In this era of baring all, to gain attention one must disclose tales that are either titillating, traumatising or some messed up mix of both. We’ve created an attention economy that tells people, particularly young and female people, that the most interesting and valuable thing about you is the worst thing that has ever happened to you. It’s no surprise then we were all willing to go along with the tragic story of “wellness blogger” Belle Gibson, whose false claims of terminal brain cancer fooled not just her thousands of followers, but the tech giant Apple and publisher Penguin. The only surprise is that there aren’t more Gibsons fooling us.
This was on my mind as Gloria Steinem spoke to a full house as part of the Sydney Writers’ Festival. Steinem is one of the most prominent leaders of second wave feminism, the movement that gave us the slogan the “personal is political”, and naturally people are curious about Steinem the woman. And she politely answered Jennifer Byrne’s questions about her personal life – what influence did your father have on you? Tell us about the time you were sitting between Saul Bellow and Gay Talese and Talese dismissed you as a pretty girl. But while Steinem good-naturedly offered up each anecdote, she also valiantly kept trying to bring the conversation back to everyone else in the room: a movement, or the world, is not about individuals, but relationships and connections between people who are “linked, not ranked”, she reminded us.

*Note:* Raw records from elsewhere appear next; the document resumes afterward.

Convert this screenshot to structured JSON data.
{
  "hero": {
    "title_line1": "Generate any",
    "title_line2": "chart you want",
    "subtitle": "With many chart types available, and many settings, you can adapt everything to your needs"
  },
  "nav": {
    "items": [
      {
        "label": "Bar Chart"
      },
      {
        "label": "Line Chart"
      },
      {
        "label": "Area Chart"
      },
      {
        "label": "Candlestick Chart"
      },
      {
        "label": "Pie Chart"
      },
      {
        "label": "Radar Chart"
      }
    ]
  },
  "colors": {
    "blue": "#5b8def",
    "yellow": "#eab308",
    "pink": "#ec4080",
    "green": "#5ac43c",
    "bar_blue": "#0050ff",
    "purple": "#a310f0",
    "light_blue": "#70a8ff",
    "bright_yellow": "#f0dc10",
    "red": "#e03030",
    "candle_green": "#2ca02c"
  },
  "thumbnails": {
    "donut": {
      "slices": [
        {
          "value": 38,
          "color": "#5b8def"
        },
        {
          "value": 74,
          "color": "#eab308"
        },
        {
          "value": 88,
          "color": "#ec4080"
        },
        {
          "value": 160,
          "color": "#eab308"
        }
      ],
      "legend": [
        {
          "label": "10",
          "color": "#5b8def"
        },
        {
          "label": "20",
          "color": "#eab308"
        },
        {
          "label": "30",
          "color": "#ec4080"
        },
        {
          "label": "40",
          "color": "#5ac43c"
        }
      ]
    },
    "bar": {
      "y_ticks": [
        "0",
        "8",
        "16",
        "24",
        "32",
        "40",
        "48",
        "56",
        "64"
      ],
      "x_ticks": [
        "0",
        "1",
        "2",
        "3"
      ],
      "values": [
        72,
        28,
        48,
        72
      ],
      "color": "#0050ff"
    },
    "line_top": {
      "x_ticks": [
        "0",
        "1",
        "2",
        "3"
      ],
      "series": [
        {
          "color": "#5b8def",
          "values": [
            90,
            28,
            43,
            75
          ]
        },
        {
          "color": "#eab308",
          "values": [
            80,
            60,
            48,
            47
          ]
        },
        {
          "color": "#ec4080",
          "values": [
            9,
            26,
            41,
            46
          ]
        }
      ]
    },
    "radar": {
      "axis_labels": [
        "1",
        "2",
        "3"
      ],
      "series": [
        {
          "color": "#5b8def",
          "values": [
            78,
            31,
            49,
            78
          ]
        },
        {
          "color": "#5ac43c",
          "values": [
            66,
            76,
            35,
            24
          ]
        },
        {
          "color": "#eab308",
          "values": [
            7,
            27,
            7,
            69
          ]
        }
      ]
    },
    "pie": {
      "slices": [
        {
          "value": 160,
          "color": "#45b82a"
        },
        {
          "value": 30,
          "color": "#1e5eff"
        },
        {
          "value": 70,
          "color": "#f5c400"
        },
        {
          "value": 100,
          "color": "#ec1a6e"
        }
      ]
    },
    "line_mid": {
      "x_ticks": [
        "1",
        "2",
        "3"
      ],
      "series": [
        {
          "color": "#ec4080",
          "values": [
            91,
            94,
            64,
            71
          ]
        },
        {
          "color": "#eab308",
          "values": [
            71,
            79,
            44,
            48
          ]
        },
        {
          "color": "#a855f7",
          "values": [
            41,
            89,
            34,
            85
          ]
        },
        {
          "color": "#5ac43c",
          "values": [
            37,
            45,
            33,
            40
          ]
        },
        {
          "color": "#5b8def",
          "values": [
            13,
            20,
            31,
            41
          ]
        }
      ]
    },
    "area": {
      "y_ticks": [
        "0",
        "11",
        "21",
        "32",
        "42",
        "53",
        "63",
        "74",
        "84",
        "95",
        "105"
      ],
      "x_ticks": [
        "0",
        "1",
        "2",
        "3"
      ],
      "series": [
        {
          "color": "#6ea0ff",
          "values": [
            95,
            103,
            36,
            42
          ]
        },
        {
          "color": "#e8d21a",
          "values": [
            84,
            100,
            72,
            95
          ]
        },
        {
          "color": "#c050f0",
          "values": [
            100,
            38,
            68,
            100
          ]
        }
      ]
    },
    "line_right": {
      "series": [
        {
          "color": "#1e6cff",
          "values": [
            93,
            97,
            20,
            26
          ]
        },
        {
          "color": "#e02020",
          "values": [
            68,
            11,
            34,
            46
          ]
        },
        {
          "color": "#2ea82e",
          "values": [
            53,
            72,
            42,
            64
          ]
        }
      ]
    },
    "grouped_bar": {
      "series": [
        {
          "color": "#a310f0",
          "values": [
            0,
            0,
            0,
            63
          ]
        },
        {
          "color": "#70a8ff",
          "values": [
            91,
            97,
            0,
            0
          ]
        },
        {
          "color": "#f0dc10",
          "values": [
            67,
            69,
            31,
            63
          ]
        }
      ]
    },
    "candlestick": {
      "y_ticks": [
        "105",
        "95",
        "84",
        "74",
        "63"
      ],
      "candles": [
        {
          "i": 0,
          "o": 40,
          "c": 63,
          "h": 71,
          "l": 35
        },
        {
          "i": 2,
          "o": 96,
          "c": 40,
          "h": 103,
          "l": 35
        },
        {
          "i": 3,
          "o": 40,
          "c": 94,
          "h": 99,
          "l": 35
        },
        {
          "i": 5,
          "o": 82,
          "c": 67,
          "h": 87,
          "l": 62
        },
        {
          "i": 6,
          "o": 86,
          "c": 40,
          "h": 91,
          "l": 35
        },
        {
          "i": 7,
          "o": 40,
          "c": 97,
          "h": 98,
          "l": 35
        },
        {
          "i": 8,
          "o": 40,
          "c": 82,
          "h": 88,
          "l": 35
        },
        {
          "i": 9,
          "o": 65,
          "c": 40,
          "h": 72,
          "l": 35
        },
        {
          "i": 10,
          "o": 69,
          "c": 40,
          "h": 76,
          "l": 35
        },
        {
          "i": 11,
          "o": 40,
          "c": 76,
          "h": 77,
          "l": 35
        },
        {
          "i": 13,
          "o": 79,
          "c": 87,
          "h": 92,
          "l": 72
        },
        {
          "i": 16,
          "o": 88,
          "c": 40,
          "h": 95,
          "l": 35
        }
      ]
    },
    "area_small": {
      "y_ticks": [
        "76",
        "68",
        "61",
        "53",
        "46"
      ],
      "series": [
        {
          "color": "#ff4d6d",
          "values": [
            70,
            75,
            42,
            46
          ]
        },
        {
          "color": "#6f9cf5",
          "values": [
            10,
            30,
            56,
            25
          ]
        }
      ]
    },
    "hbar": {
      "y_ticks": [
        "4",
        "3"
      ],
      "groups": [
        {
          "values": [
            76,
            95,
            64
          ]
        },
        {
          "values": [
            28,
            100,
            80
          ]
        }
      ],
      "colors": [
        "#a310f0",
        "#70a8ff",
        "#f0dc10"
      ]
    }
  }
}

Steinem told the audience she was more interested in listening to other people’s stories than in answering questions about herself, and she asked the audience to make a new friend before leaving. She invited activists to come up to the mike to make announcements.The difference between Steinem’s feminism and the kind of feminism now played out in the media and cultural industries is that where once telling a tragic personal story was just a starting point to building a movement, now it has become the whole point and the way to build a personal brand.
What’s most interesting about Hewson’s “rape representation” video is not that it’s a “militant feminist” piece challenging “patriarchy”. It’s that it is an artwork that speaks of a culture where performing terrible stories has practically become the default speaking mode for young women in the public eye. Turning the cameras onto yourself and your suffering may momentarily subvert the male gaze, perhaps putting it through some kind of feminist correction filter. But sometimes, turning the cameras on yourself simply just creates a harrowing house of mirrors. One that looks like nothing much more than a canny marketing strategy.